**Items from an interface collection**
○ ○ ○ ○ ○ ○ ○

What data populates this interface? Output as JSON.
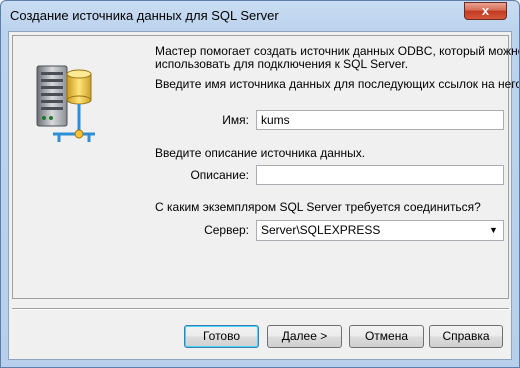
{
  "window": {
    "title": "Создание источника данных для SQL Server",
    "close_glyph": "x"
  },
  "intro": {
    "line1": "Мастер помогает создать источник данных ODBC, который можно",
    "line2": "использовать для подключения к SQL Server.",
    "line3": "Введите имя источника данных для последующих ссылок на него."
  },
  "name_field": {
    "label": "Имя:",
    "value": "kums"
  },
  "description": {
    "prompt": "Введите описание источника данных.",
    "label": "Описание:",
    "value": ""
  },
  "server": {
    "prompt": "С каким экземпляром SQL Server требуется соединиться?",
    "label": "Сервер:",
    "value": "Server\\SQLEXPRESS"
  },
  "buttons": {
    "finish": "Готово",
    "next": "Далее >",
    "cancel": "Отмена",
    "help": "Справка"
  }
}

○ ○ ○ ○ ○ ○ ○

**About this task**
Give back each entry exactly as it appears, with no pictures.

**Solution to this problem**
What data populates this interface? Output as JSON.
{
  "window": {
    "title": "Создание источника данных для SQL Server",
    "close_glyph": "x"
  },
  "intro": {
    "line1": "Мастер помогает создать источник данных ODBC, который можно",
    "line2": "использовать для подключения к SQL Server.",
    "line3": "Введите имя источника данных для последующих ссылок на него."
  },
  "name_field": {
    "label": "Имя:",
    "value": "kums"
  },
  "description": {
    "prompt": "Введите описание источника данных.",
    "label": "Описание:",
    "value": ""
  },
  "server": {
    "prompt": "С каким экземпляром SQL Server требуется соединиться?",
    "label": "Сервер:",
    "value": "Server\\SQLEXPRESS"
  },
  "buttons": {
    "finish": "Готово",
    "next": "Далее >",
    "cancel": "Отмена",
    "help": "Справка"
  }
}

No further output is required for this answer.